▶ [DATA EXCERPTS]:
==================================================

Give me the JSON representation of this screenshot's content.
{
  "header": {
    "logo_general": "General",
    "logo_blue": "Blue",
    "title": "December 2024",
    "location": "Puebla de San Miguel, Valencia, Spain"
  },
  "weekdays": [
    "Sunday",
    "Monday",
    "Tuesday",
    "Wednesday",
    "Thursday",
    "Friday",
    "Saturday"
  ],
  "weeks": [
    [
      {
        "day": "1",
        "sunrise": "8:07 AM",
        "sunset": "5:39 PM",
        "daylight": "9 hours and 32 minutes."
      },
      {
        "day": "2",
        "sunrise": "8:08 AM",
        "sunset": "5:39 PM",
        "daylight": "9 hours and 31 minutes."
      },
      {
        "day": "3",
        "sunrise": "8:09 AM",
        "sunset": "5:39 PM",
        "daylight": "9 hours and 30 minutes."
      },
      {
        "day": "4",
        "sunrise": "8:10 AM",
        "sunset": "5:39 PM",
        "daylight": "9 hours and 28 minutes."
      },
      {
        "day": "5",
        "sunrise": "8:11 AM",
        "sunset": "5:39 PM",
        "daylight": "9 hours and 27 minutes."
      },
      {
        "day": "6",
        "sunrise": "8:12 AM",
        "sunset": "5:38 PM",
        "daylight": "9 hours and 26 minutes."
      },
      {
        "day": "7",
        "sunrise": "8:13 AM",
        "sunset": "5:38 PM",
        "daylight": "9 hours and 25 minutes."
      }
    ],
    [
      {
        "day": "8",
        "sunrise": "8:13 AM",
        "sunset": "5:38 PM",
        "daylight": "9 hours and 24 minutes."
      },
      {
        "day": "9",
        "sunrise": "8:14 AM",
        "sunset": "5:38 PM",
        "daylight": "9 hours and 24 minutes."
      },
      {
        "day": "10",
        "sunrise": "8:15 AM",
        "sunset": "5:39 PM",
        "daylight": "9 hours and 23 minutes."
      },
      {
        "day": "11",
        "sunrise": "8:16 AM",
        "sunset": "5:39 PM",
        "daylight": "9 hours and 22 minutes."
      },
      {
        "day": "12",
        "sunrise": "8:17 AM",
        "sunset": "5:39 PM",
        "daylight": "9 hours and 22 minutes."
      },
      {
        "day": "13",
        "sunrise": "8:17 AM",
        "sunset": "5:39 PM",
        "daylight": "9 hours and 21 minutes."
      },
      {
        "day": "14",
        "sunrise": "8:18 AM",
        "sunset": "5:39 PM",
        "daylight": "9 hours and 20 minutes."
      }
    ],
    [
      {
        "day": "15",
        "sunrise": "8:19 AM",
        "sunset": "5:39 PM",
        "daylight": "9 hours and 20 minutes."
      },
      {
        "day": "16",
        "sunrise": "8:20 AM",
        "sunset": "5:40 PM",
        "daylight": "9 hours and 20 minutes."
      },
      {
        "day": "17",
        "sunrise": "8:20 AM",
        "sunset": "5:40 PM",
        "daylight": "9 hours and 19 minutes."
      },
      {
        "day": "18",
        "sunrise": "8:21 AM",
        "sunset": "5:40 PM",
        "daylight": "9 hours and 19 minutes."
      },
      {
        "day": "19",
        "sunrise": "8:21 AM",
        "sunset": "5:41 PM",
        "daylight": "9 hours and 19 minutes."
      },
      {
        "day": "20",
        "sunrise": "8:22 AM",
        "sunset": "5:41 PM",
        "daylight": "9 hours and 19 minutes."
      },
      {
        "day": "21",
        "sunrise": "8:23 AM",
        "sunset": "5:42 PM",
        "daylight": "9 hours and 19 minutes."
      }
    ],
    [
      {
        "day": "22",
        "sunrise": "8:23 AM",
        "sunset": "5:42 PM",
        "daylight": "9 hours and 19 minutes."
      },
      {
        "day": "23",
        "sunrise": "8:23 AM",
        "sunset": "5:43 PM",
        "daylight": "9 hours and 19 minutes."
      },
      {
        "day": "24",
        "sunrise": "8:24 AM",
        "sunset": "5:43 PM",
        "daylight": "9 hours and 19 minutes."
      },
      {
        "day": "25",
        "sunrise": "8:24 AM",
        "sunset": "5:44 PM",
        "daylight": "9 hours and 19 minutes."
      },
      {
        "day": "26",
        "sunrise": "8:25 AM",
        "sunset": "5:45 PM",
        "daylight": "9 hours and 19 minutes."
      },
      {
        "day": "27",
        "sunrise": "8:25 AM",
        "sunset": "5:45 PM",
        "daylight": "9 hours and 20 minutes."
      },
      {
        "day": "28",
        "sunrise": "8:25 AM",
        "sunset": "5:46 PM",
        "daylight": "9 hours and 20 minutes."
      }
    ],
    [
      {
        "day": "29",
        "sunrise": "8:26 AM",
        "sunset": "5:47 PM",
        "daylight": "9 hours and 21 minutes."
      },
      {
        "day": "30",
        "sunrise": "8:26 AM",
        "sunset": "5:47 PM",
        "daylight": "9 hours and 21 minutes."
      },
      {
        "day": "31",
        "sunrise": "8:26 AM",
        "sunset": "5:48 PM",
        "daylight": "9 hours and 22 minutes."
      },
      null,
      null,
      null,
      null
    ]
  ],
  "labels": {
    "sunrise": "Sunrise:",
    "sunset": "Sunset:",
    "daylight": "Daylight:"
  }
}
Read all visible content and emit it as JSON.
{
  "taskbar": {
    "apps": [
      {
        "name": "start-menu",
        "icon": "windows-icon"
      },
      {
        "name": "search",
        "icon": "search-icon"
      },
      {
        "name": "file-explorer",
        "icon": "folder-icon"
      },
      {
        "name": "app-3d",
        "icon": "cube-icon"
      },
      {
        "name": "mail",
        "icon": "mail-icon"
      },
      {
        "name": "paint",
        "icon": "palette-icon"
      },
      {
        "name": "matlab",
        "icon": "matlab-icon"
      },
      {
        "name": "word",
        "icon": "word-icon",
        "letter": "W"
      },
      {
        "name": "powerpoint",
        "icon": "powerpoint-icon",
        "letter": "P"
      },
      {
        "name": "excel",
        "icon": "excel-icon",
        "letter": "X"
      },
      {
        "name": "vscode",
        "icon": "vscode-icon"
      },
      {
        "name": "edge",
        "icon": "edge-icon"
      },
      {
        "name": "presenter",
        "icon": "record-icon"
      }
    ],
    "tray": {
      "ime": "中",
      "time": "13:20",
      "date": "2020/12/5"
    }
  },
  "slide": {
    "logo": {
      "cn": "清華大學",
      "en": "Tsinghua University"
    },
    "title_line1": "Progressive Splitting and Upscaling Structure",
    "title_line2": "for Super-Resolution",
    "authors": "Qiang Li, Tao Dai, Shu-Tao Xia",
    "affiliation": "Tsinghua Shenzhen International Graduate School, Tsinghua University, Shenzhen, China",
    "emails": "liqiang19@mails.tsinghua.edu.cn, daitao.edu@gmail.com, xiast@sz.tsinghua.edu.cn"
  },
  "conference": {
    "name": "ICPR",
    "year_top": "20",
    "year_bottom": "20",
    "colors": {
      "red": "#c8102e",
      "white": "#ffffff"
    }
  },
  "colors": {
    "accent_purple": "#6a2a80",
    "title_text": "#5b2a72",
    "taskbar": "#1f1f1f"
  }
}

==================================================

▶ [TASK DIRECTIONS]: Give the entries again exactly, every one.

▶ [SOLUTION TO THE PROBLEM]:
Give me the JSON representation of this screenshot's content.
{
  "header": {
    "logo_general": "General",
    "logo_blue": "Blue",
    "title": "December 2024",
    "location": "Puebla de San Miguel, Valencia, Spain"
  },
  "weekdays": [
    "Sunday",
    "Monday",
    "Tuesday",
    "Wednesday",
    "Thursday",
    "Friday",
    "Saturday"
  ],
  "weeks": [
    [
      {
        "day": "1",
        "sunrise": "8:07 AM",
        "sunset": "5:39 PM",
        "daylight": "9 hours and 32 minutes."
      },
      {
        "day": "2",
        "sunrise": "8:08 AM",
        "sunset": "5:39 PM",
        "daylight": "9 hours and 31 minutes."
      },
      {
        "day": "3",
        "sunrise": "8:09 AM",
        "sunset": "5:39 PM",
        "daylight": "9 hours and 30 minutes."
      },
      {
        "day": "4",
        "sunrise": "8:10 AM",
        "sunset": "5:39 PM",
        "daylight": "9 hours and 28 minutes."
      },
      {
        "day": "5",
        "sunrise": "8:11 AM",
        "sunset": "5:39 PM",
        "daylight": "9 hours and 27 minutes."
      },
      {
        "day": "6",
        "sunrise": "8:12 AM",
        "sunset": "5:38 PM",
        "daylight": "9 hours and 26 minutes."
      },
      {
        "day": "7",
        "sunrise": "8:13 AM",
        "sunset": "5:38 PM",
        "daylight": "9 hours and 25 minutes."
      }
    ],
    [
      {
        "day": "8",
        "sunrise": "8:13 AM",
        "sunset": "5:38 PM",
        "daylight": "9 hours and 24 minutes."
      },
      {
        "day": "9",
        "sunrise": "8:14 AM",
        "sunset": "5:38 PM",
        "daylight": "9 hours and 24 minutes."
      },
      {
        "day": "10",
        "sunrise": "8:15 AM",
        "sunset": "5:39 PM",
        "daylight": "9 hours and 23 minutes."
      },
      {
        "day": "11",
        "sunrise": "8:16 AM",
        "sunset": "5:39 PM",
        "daylight": "9 hours and 22 minutes."
      },
      {
        "day": "12",
        "sunrise": "8:17 AM",
        "sunset": "5:39 PM",
        "daylight": "9 hours and 22 minutes."
      },
      {
        "day": "13",
        "sunrise": "8:17 AM",
        "sunset": "5:39 PM",
        "daylight": "9 hours and 21 minutes."
      },
      {
        "day": "14",
        "sunrise": "8:18 AM",
        "sunset": "5:39 PM",
        "daylight": "9 hours and 20 minutes."
      }
    ],
    [
      {
        "day": "15",
        "sunrise": "8:19 AM",
        "sunset": "5:39 PM",
        "daylight": "9 hours and 20 minutes."
      },
      {
        "day": "16",
        "sunrise": "8:20 AM",
        "sunset": "5:40 PM",
        "daylight": "9 hours and 20 minutes."
      },
      {
        "day": "17",
        "sunrise": "8:20 AM",
        "sunset": "5:40 PM",
        "daylight": "9 hours and 19 minutes."
      },
      {
        "day": "18",
        "sunrise": "8:21 AM",
        "sunset": "5:40 PM",
        "daylight": "9 hours and 19 minutes."
      },
      {
        "day": "19",
        "sunrise": "8:21 AM",
        "sunset": "5:41 PM",
        "daylight": "9 hours and 19 minutes."
      },
      {
        "day": "20",
        "sunrise": "8:22 AM",
        "sunset": "5:41 PM",
        "daylight": "9 hours and 19 minutes."
      },
      {
        "day": "21",
        "sunrise": "8:23 AM",
        "sunset": "5:42 PM",
        "daylight": "9 hours and 19 minutes."
      }
    ],
    [
      {
        "day": "22",
        "sunrise": "8:23 AM",
        "sunset": "5:42 PM",
        "daylight": "9 hours and 19 minutes."
      },
      {
        "day": "23",
        "sunrise": "8:23 AM",
        "sunset": "5:43 PM",
        "daylight": "9 hours and 19 minutes."
      },
      {
        "day": "24",
        "sunrise": "8:24 AM",
        "sunset": "5:43 PM",
        "daylight": "9 hours and 19 minutes."
      },
      {
        "day": "25",
        "sunrise": "8:24 AM",
        "sunset": "5:44 PM",
        "daylight": "9 hours and 19 minutes."
      },
      {
        "day": "26",
        "sunrise": "8:25 AM",
        "sunset": "5:45 PM",
        "daylight": "9 hours and 19 minutes."
      },
      {
        "day": "27",
        "sunrise": "8:25 AM",
        "sunset": "5:45 PM",
        "daylight": "9 hours and 20 minutes."
      },
      {
        "day": "28",
        "sunrise": "8:25 AM",
        "sunset": "5:46 PM",
        "daylight": "9 hours and 20 minutes."
      }
    ],
    [
      {
        "day": "29",
        "sunrise": "8:26 AM",
        "sunset": "5:47 PM",
        "daylight": "9 hours and 21 minutes."
      },
      {
        "day": "30",
        "sunrise": "8:26 AM",
        "sunset": "5:47 PM",
        "daylight": "9 hours and 21 minutes."
      },
      {
        "day": "31",
        "sunrise": "8:26 AM",
        "sunset": "5:48 PM",
        "daylight": "9 hours and 22 minutes."
      },
      null,
      null,
      null,
      null
    ]
  ],
  "labels": {
    "sunrise": "Sunrise:",
    "sunset": "Sunset:",
    "daylight": "Daylight:"
  }
}
Read all visible content and emit it as JSON.
{
  "taskbar": {
    "apps": [
      {
        "name": "start-menu",
        "icon": "windows-icon"
      },
      {
        "name": "search",
        "icon": "search-icon"
      },
      {
        "name": "file-explorer",
        "icon": "folder-icon"
      },
      {
        "name": "app-3d",
        "icon": "cube-icon"
      },
      {
        "name": "mail",
        "icon": "mail-icon"
      },
      {
        "name": "paint",
        "icon": "palette-icon"
      },
      {
        "name": "matlab",
        "icon": "matlab-icon"
      },
      {
        "name": "word",
        "icon": "word-icon",
        "letter": "W"
      },
      {
        "name": "powerpoint",
        "icon": "powerpoint-icon",
        "letter": "P"
      },
      {
        "name": "excel",
        "icon": "excel-icon",
        "letter": "X"
      },
      {
        "name": "vscode",
        "icon": "vscode-icon"
      },
      {
        "name": "edge",
        "icon": "edge-icon"
      },
      {
        "name": "presenter",
        "icon": "record-icon"
      }
    ],
    "tray": {
      "ime": "中",
      "time": "13:20",
      "date": "2020/12/5"
    }
  },
  "slide": {
    "logo": {
      "cn": "清華大學",
      "en": "Tsinghua University"
    },
    "title_line1": "Progressive Splitting and Upscaling Structure",
    "title_line2": "for Super-Resolution",
    "authors": "Qiang Li, Tao Dai, Shu-Tao Xia",
    "affiliation": "Tsinghua Shenzhen International Graduate School, Tsinghua University, Shenzhen, China",
    "emails": "liqiang19@mails.tsinghua.edu.cn, daitao.edu@gmail.com, xiast@sz.tsinghua.edu.cn"
  },
  "conference": {
    "name": "ICPR",
    "year_top": "20",
    "year_bottom": "20",
    "colors": {
      "red": "#c8102e",
      "white": "#ffffff"
    }
  },
  "colors": {
    "accent_purple": "#6a2a80",
    "title_text": "#5b2a72",
    "taskbar": "#1f1f1f"
  }
}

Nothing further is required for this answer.